At the culmination of the previous chapter, we saw God declare, the current generation of Israelites who rebelled against him would not enter the promised land but instead would spend their days wandering the wilderness.
Chapter 15 begins with instruction from the Lord to the people on offerings to be made to the Lord after they enter the land.
Num 15:1-3 “The Lord said to Moses, “Speak to the Israelites and say to them: ‘After you enter the land, I am giving you as a home and you present to the Lord food offerings from the herd or the flock, as an aroma pleasing to the Lord—whether burnt offerings or sacrifices, for special vows or freewill offerings or festival offerings.”
Why do we see the Lord address this right after the judgement he passed on them?
When on the receiving end of God’s discipline, we can sometimes wonder if we have altogether lost his favour. Under the discipline of God, you can feel less loved by him, but God is never far, he never forsakes us. Never stops caring for us. His word and his promise stands.
And so, through these words from God, his grace and mercy are magnified, pointing to his faithful nature. These words point to the ultimate realization of his promise to Abraham, as well as his promise of entering the promised land. With the disobedience of the people, the blessing was delayed but God’s promise will be kept. It was reminder for the people that although they were under his discipline, they were not out of his love, nothing can separate us from the love of the Father (Romans 8).
What do these offerings point to?
It points to a continued relationship with him. The promised land was the promised blessing but reaching that destination would not mean the need to be in relationship with God was in any way to diminish in importance. God’s instructions point to a life lived with their eyes focused on him.
The two main offerings mentioned were the grain offerings and the burnt offerings.
Grain offering – By offering the best of the fruits of their labour, the grain offerings would acknowledge the blessings and provision of God.
Burnt offering – Where an animal would be offered and totally consumed by fire, it represented total devotion to God.
These instructions were to bind people to a way of life that had God in their hearts and minds always.

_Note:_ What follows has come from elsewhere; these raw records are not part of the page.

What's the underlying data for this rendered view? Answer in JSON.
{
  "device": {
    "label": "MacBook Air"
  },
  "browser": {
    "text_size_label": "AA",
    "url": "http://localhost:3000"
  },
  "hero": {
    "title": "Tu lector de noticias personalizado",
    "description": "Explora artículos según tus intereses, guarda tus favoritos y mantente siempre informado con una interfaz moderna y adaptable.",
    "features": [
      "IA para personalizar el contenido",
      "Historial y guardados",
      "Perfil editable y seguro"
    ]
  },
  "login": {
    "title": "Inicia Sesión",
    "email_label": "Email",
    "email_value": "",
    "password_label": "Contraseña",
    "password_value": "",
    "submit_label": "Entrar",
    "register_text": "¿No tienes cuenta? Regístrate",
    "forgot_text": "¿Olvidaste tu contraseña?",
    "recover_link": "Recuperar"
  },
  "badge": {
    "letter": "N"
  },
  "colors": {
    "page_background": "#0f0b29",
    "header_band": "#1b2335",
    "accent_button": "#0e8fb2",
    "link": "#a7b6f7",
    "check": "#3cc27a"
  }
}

He was not meant to be in the past, a part of their journey to the promised land but to be the very centre of their daily living. And the rules he established applied to both the Israelites and the foreigners residing amongst them, thereby acknowledging the universal need for God and the need for atonement to be made right with Him. There is indeed only one way to the Father for us and that is through Jesus.

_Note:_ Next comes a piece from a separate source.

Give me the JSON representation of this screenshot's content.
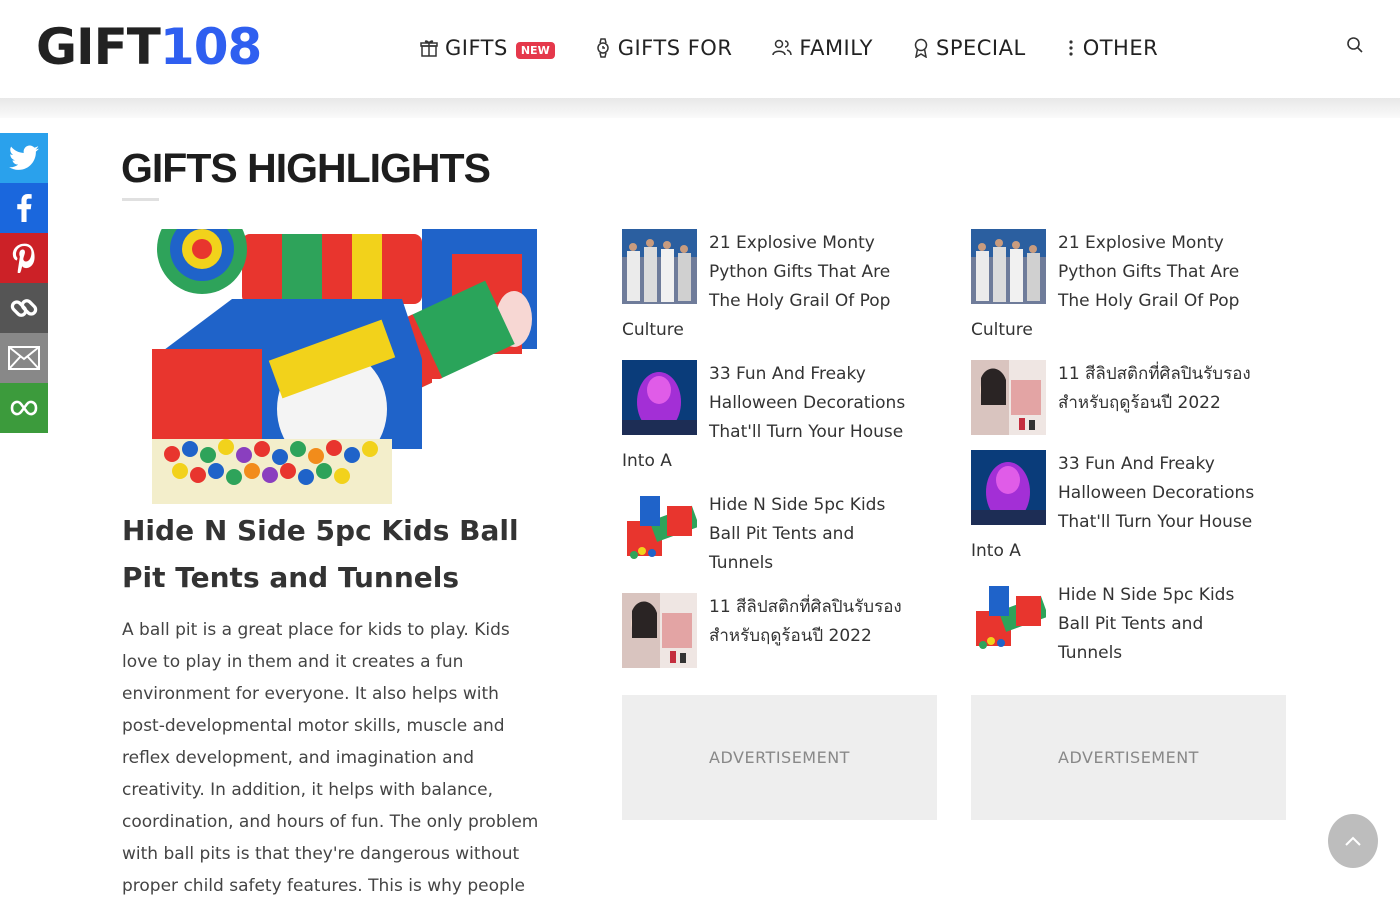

Our Intention matters to God
God continues to give instructions, in verses 22-31, we see God instruct on unintentionally committed and intentionally committed sins. When someone sins unintentionally and makes atonement for it, they would be forgiven. But the one who intentionally sins, brings reproach to the Lord and would be cut off from the people. The attitude behind intentional sin conveys a willful disobedience of God’s word. Intention matters to God.
We then go on to read in verses 32-36 of how a man who broke the sabbath was instructed by God to be put to death. At first glance, these verses were hard to accept. Why such a harsh punishment for collecting wood on the sabbath.
Let’s look back to Exodus 31:14-15 “Observe the Sabbath, because it is holy to you. Anyone who desecrates it is to be put to death; those who do any work on that day must be cut off from their people. For six days work is to be done, but the seventh day is a day of sabbath rest, holy to the Lord. Whoever does any work on the Sabbath day is to be put to death.”
God was very clear when he gave his instructions on how they were to treat the sabbath. In context of unintentional and intentional sins just mentioned, these verses serve as an example of how God views presumptuous sins. Our God is a compassionate and good God who makes a way for us despite our sinful nature, but his grace and mercy are not to be trifled with, as we read in Hebrews 10:26-27 “If we deliberately keep on sinning after we have received the knowledge of the truth, no sacrifice for sins is left, but only a fearful expectation of judgment and of raging fire that will consume the enemies of God.”
This chapter ends with instructions on tying tassels on the end of their garments.
Num 15:39-41 “You will have these tassels to look at and so you will remember all the commands of the Lord, that you may obey them and not prostitute yourselves by chasing after the lusts of your own hearts and eyes. Then you will remember to obey all my commands and will be consecrated to your God. I am the Lord your God, who brought you out of Egypt to be your God. I am the Lord your God.’”
These tassels served as a reminder to the people of God, that they belonged to him and to live honouring him in all that they do.
We might have something special that serves as a reminder in a similar manner, it could be a cross, scripture written in places around the house, a bookmark, bracelet or a pendant, a screensaver, or a picture.
What do you tend to keep that serves as a visual reminder to encourage you in your walk with God?
For that generation of Israelites, their life did not go on as they thought it would. Although responsible for how their circumstances came about, God was with them, and they were to hold onto their identity as God’s people. As children of God, we can always have hope that is rooted in Him. The reality of hope we have as believers is not determined by whether life works out the way we thought it would or not. Our hope is rooted in our position in Christ.